**EXERCISE AIM**
A complete answer includes every line below with the word "Command".

── EXTRACTED ENTRIES ──

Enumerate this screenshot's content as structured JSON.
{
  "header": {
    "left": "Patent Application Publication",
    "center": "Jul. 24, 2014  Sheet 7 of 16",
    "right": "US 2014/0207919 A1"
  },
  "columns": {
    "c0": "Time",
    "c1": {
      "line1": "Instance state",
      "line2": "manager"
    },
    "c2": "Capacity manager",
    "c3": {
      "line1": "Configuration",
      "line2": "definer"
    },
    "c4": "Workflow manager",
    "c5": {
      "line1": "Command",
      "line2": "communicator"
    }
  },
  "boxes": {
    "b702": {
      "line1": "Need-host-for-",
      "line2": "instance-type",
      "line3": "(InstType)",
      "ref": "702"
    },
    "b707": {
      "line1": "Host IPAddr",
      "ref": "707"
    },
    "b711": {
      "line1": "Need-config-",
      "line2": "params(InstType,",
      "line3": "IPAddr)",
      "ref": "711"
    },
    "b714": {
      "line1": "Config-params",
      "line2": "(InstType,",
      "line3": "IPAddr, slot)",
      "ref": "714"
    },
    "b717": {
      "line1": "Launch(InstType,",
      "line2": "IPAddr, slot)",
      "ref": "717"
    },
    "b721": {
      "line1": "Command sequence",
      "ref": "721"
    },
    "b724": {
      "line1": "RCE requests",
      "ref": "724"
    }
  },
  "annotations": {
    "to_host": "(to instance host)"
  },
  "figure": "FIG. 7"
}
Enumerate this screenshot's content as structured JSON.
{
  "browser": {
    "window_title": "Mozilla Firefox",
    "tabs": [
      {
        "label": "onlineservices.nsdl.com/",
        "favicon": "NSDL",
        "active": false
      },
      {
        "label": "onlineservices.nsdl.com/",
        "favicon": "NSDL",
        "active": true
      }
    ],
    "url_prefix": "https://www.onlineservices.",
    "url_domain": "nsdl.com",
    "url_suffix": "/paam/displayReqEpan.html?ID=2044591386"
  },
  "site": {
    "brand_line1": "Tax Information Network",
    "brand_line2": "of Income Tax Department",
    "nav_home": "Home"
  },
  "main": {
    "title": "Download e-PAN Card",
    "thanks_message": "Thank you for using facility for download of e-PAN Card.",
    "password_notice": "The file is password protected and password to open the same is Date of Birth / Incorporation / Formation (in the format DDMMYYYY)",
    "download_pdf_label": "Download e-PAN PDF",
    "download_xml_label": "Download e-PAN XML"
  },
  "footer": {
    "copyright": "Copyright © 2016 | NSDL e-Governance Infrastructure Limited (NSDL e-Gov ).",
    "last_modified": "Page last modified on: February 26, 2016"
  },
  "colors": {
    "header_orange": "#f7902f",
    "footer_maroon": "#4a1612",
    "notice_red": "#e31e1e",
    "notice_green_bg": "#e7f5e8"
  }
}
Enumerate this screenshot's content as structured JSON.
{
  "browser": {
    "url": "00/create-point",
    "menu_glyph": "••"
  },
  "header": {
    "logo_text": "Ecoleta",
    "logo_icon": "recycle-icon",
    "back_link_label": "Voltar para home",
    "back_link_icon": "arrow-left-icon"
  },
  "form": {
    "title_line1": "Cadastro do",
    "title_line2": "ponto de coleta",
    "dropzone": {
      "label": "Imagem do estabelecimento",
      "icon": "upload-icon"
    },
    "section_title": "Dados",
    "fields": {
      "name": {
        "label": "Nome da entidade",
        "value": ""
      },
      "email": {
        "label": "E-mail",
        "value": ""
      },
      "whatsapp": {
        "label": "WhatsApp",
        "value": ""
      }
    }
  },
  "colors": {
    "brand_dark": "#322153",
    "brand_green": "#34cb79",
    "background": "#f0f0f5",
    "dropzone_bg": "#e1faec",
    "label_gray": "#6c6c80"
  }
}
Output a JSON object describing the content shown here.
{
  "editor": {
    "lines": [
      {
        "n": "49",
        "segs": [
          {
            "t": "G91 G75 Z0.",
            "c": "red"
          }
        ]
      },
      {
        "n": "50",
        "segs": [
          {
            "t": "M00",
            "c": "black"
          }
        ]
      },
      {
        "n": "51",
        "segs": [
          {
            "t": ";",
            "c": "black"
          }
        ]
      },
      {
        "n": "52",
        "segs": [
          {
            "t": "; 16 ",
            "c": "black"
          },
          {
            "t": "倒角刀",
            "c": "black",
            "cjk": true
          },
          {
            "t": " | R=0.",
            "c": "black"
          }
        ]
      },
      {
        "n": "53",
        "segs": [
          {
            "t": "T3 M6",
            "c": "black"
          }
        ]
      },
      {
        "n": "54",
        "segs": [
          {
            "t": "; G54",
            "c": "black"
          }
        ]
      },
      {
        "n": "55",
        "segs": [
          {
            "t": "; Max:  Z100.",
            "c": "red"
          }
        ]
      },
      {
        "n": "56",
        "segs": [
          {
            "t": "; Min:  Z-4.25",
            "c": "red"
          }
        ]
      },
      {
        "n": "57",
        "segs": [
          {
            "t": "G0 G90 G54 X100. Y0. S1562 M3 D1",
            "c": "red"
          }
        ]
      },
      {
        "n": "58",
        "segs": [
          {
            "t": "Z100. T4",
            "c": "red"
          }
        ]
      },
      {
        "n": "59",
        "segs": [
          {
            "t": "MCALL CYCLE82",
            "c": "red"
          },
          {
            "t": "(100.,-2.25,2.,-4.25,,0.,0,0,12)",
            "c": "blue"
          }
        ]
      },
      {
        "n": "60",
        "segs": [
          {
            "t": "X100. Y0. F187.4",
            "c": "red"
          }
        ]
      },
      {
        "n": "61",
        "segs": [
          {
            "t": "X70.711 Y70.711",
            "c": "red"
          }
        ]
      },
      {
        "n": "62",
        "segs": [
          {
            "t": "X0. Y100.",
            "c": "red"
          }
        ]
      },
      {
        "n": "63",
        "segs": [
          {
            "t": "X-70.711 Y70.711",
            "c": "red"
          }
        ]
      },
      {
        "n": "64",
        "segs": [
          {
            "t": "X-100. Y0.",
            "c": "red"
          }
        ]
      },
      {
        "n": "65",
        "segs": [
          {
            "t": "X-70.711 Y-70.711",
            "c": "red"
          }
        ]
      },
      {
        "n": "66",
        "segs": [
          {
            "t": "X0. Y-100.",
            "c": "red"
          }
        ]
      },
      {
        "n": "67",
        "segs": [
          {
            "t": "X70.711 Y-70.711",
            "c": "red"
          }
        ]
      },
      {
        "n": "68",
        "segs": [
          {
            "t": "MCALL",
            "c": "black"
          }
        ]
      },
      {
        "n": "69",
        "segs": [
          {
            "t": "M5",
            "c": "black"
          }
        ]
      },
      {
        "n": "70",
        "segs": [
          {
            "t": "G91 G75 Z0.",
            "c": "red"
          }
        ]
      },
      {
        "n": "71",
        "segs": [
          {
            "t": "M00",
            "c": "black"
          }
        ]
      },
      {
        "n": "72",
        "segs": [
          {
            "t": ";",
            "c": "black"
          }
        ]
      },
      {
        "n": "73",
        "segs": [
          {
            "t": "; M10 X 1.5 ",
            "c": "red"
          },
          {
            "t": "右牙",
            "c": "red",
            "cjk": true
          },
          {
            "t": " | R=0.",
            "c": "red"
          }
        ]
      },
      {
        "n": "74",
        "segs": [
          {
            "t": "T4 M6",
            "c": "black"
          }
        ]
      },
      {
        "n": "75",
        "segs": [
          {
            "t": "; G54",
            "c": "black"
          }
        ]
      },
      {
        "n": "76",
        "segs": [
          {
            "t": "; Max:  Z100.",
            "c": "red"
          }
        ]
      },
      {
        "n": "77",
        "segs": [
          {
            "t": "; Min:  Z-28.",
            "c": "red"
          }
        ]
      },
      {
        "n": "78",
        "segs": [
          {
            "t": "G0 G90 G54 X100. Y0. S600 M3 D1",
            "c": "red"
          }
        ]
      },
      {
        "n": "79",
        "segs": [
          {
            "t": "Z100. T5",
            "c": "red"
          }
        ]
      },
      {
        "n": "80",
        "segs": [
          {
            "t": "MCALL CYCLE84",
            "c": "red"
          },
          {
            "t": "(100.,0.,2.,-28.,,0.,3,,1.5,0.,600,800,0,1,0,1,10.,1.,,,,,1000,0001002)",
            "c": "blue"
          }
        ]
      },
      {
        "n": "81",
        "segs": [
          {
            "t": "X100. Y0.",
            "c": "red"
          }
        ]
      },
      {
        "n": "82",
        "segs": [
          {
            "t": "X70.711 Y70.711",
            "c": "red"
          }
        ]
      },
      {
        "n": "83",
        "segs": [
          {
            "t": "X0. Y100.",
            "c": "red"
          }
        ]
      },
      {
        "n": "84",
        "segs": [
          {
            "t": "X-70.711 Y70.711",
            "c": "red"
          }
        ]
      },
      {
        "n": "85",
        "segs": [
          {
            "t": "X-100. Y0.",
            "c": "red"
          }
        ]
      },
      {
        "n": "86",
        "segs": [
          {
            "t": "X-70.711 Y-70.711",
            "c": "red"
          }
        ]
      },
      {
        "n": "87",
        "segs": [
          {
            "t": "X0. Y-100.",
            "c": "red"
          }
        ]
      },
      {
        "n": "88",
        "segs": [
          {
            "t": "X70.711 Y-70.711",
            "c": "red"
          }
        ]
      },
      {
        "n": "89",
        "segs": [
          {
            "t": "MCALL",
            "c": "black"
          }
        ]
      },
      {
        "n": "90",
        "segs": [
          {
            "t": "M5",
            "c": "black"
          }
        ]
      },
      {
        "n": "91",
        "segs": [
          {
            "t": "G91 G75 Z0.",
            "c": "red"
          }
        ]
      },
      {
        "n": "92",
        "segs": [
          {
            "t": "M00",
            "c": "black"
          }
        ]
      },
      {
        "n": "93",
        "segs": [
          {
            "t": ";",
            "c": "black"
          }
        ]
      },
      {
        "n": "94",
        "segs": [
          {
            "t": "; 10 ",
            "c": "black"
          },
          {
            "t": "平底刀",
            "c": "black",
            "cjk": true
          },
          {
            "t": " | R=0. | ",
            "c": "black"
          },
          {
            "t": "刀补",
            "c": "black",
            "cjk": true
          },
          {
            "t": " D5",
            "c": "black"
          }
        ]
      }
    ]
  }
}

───

**EXPECTED OUTPUT**
      "line1": "Command",
      "line1": "Command sequence",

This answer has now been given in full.